• BREAKING NEWS ABC shows live and on-demand -- Download the WATCH ABC app!

Capitol Hill ups security post-Ariz. shooting

January 11, 2011 12:00:00 AM PST
In the wake of the shooting massacre in Arizona, lawmakers on Capitol Hill are considering adopting tougher security measures for members of Congress in their home districts.What's been made obvious after Saturday's shooting is that lawmakers go unprotected when they're in their home districts.

Some in Congress say that's how they like it because it keeps them more accessible to voters.

However, at least two congressmen say they're now going to be carrying guns.

Inside the fortress-like Capitol on Tuesday, congressional staffers signed a book of condolences for victims who might just as easily have been them.

But once they're off Capitol Hill, members of Congress usually have no protection at all and sometimes it gets dicey.

"It's pretty routine to get some very vitriolic, very angry, very aggressive people communicating with you," said Rep. Jason Chaffetz (R-Utah).

Since the shooting rampage in Tucson highlighted how dangerous those interactions can be, Chaffetz who has long had a permit to carry a gun says he'll now be carrying his gun more often.

"I wouldn't want to see someone rush out and start carrying if they haven't in the past.

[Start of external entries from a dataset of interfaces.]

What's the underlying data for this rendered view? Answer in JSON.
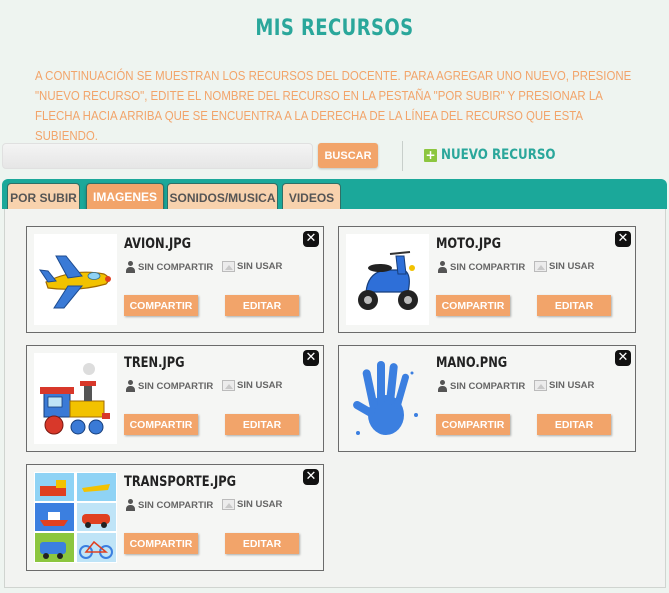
{
  "page": {
    "title": "MIS RECURSOS",
    "instructions": "A CONTINUACIÓN SE MUESTRAN LOS RECURSOS DEL DOCENTE. PARA AGREGAR UNO NUEVO, PRESIONE \"NUEVO RECURSO\", EDITE EL NOMBRE DEL RECURSO EN LA PESTAÑA \"POR SUBIR\" Y PRESIONAR LA FLECHA HACIA ARRIBA QUE SE ENCUENTRA A LA DERECHA DE LA LÍNEA DEL RECURSO QUE ESTA SUBIENDO."
  },
  "search": {
    "value": "",
    "button_label": "BUSCAR"
  },
  "new_resource": {
    "icon": "plus-icon",
    "label": "NUEVO RECURSO"
  },
  "tabs": [
    {
      "label": "POR SUBIR",
      "active": false
    },
    {
      "label": "IMAGENES",
      "active": true
    },
    {
      "label": "SONIDOS/MUSICA",
      "active": false
    },
    {
      "label": "VIDEOS",
      "active": false
    }
  ],
  "resources": [
    {
      "filename": "AVION.JPG",
      "thumbnail": "airplane",
      "share_status": "SIN COMPARTIR",
      "usage_status": "SIN USAR",
      "share_label": "COMPARTIR",
      "edit_label": "EDITAR",
      "close_symbol": "✕"
    },
    {
      "filename": "MOTO.JPG",
      "thumbnail": "scooter",
      "share_status": "SIN COMPARTIR",
      "usage_status": "SIN USAR",
      "share_label": "COMPARTIR",
      "edit_label": "EDITAR",
      "close_symbol": "✕"
    },
    {
      "filename": "TREN.JPG",
      "thumbnail": "train",
      "share_status": "SIN COMPARTIR",
      "usage_status": "SIN USAR",
      "share_label": "COMPARTIR",
      "edit_label": "EDITAR",
      "close_symbol": "✕"
    },
    {
      "filename": "MANO.PNG",
      "thumbnail": "hand-print",
      "share_status": "SIN COMPARTIR",
      "usage_status": "SIN USAR",
      "share_label": "COMPARTIR",
      "edit_label": "EDITAR",
      "close_symbol": "✕"
    },
    {
      "filename": "TRANSPORTE.JPG",
      "thumbnail": "transport-grid",
      "share_status": "SIN COMPARTIR",
      "usage_status": "SIN USAR",
      "share_label": "COMPARTIR",
      "edit_label": "EDITAR",
      "close_symbol": "✕"
    }
  ],
  "colors": {
    "accent": "#2aa79b",
    "orange": "#f2a46a",
    "tab_bar": "#1ba89a"
  }
}
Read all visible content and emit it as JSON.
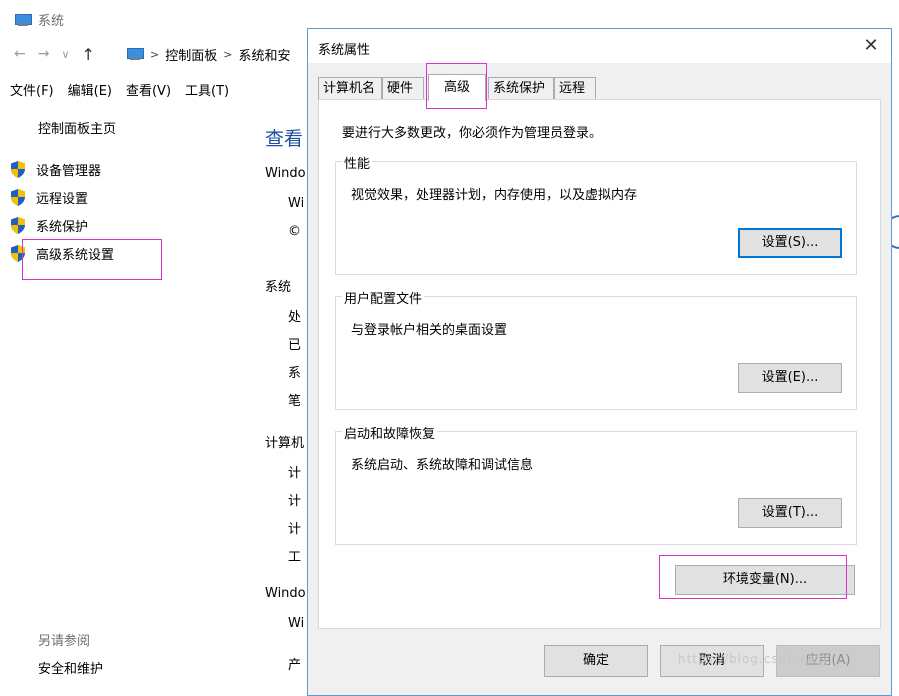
{
  "background_window": {
    "title": "系统",
    "nav": {
      "back": "←",
      "forward": "→",
      "recent": "∨",
      "up": "↑"
    },
    "address": [
      "控制面板",
      "系统和安"
    ],
    "address_sep": ">",
    "menu": [
      "文件(F)",
      "编辑(E)",
      "查看(V)",
      "工具(T)"
    ],
    "left_pane": {
      "home": "控制面板主页",
      "items": [
        "设备管理器",
        "远程设置",
        "系统保护",
        "高级系统设置"
      ],
      "see_also": "另请参阅",
      "security": "安全和维护"
    },
    "main_fragments": {
      "heading": "查看",
      "col": [
        "Windo",
        "Wi",
        "©",
        "系统",
        "处",
        "已",
        "系",
        "笔",
        "计算机",
        "计",
        "计",
        "计",
        "工",
        "Windo",
        "Wi",
        "产"
      ]
    }
  },
  "dialog": {
    "title": "系统属性",
    "close": "✕",
    "tabs": [
      "计算机名",
      "硬件",
      "高级",
      "系统保护",
      "远程"
    ],
    "active_tab": "高级",
    "admin_note": "要进行大多数更改，你必须作为管理员登录。",
    "groups": [
      {
        "title": "性能",
        "desc": "视觉效果，处理器计划，内存使用，以及虚拟内存",
        "button": "设置(S)..."
      },
      {
        "title": "用户配置文件",
        "desc": "与登录帐户相关的桌面设置",
        "button": "设置(E)..."
      },
      {
        "title": "启动和故障恢复",
        "desc": "系统启动、系统故障和调试信息",
        "button": "设置(T)..."
      }
    ],
    "env_button": "环境变量(N)...",
    "ok": "确定",
    "cancel": "取消",
    "apply": "应用(A)"
  },
  "colors": {
    "highlight": "#d633c9",
    "accent": "#0078d7",
    "dialog_border": "#5b9bd5"
  },
  "watermark": "https://blog.csdn.net/..."
}
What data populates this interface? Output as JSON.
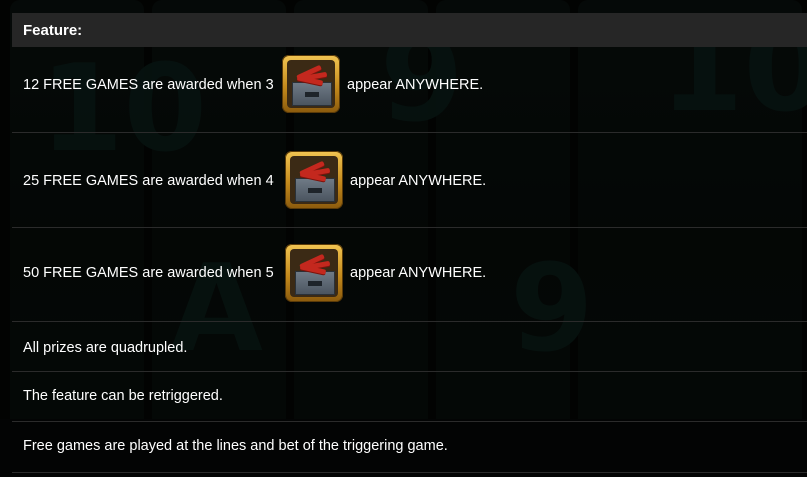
{
  "feature": {
    "title": "Feature:",
    "awards": [
      {
        "prefix": "12 FREE GAMES are awarded when 3",
        "symbol": "dynamite-crate-scatter-icon",
        "suffix": "appear ANYWHERE."
      },
      {
        "prefix": "25 FREE GAMES are awarded when 4",
        "symbol": "dynamite-crate-scatter-icon",
        "suffix": "appear ANYWHERE."
      },
      {
        "prefix": "50 FREE GAMES are awarded when 5",
        "symbol": "dynamite-crate-scatter-icon",
        "suffix": "appear ANYWHERE."
      }
    ],
    "notes": [
      "All prizes are quadrupled.",
      "The feature can be retriggered.",
      "Free games are played at the lines and bet of the triggering game."
    ]
  },
  "colors": {
    "header_bg": "#262626",
    "text": "#ffffff",
    "divider": "#2b2b2b",
    "icon_frame": "#f2c552",
    "dynamite": "#c4281e"
  }
}
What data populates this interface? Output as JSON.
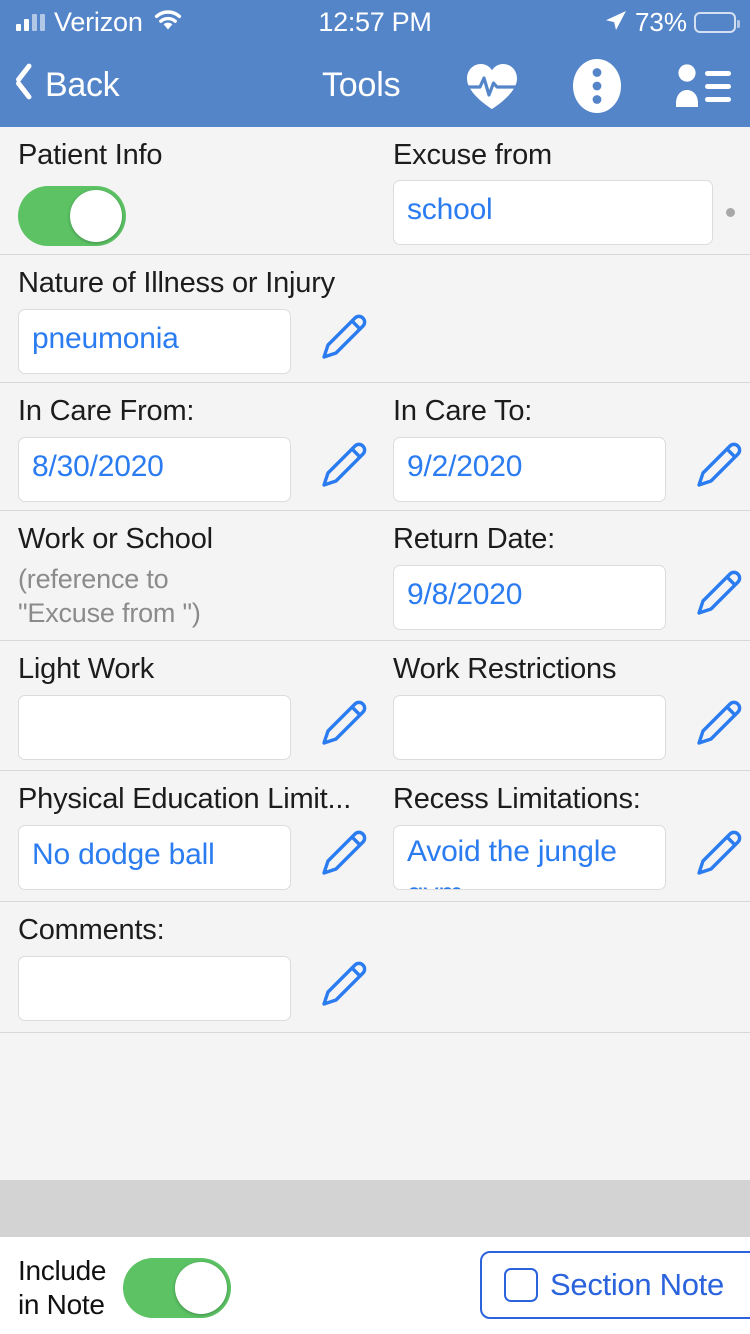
{
  "status_bar": {
    "carrier": "Verizon",
    "time": "12:57 PM",
    "battery_percent": "73%",
    "icons": [
      "signal-bars-icon",
      "wifi-icon",
      "location-arrow-icon",
      "battery-icon"
    ]
  },
  "nav_bar": {
    "back_label": "Back",
    "title": "Tools",
    "icons": [
      "heart-pulse-icon",
      "more-options-icon",
      "patient-list-icon"
    ]
  },
  "form": {
    "patient_info": {
      "label": "Patient Info",
      "toggle_on": true
    },
    "excuse_from": {
      "label": "Excuse from",
      "value": "school"
    },
    "nature_of_illness": {
      "label": "Nature of Illness or Injury",
      "value": "pneumonia"
    },
    "in_care_from": {
      "label": "In Care From:",
      "value": "8/30/2020"
    },
    "in_care_to": {
      "label": "In Care To:",
      "value": "9/2/2020"
    },
    "work_or_school": {
      "label": "Work or School",
      "sub_line1": "(reference to",
      "sub_line2": "\"Excuse from \")"
    },
    "return_date": {
      "label": "Return Date:",
      "value": "9/8/2020"
    },
    "light_work": {
      "label": "Light Work",
      "value": ""
    },
    "work_restrictions": {
      "label": "Work Restrictions",
      "value": ""
    },
    "physical_education": {
      "label": "Physical Education Limit...",
      "value": "No dodge ball"
    },
    "recess_limitations": {
      "label": "Recess Limitations:",
      "value": "Avoid the jungle gym"
    },
    "comments": {
      "label": "Comments:",
      "value": ""
    }
  },
  "bottom_bar": {
    "include_line1": "Include",
    "include_line2": "in Note",
    "include_toggle_on": true,
    "section_note_label": "Section Note",
    "section_note_checked": false
  },
  "colors": {
    "nav_blue": "#5585c9",
    "link_blue": "#2b7cf0",
    "toggle_green": "#5cc264",
    "button_blue": "#2b63dd",
    "page_bg": "#f4f4f4",
    "band_gray": "#d3d3d3"
  }
}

I will probably do it pretty regularly," Chaffetz said.

That could pose new worries for Capitol Hill police.

"I've been a policeman for 42 years and I don't think introducing more guns to the situation is helpful," said Senate Sergeant at Arms Terrence Gainer.

In the Senate alone, police made 49 arrests 2010. The latest came just two days before the Arizona shooting.

A man threatened to shoot Democratic Colorado Sen. Michael Bennett's staff and set fire to his office.

That man is now in jail.

But as congressional leaders consider heightened security when members are at home including the use of bodyguards and metal detectors, most members don't seem to want it.

"We can't let it interfere with how we do our jobs. To be a representative means being out there in the public, close to constituents," said Rep. Adam Schiff (D-Calif.).

Besides, security officials say, no one would have seen something like this coming.

"I probably wouldn't have done anything but talked to the local police and have them stop by and take a look," said Gainer.

Wednesday, Federal law enforcement authorities will be the inspecting security practices within Congress.

One change that is expected is more coordination between Capitol Hill police and local police when members are at home.

Load Comments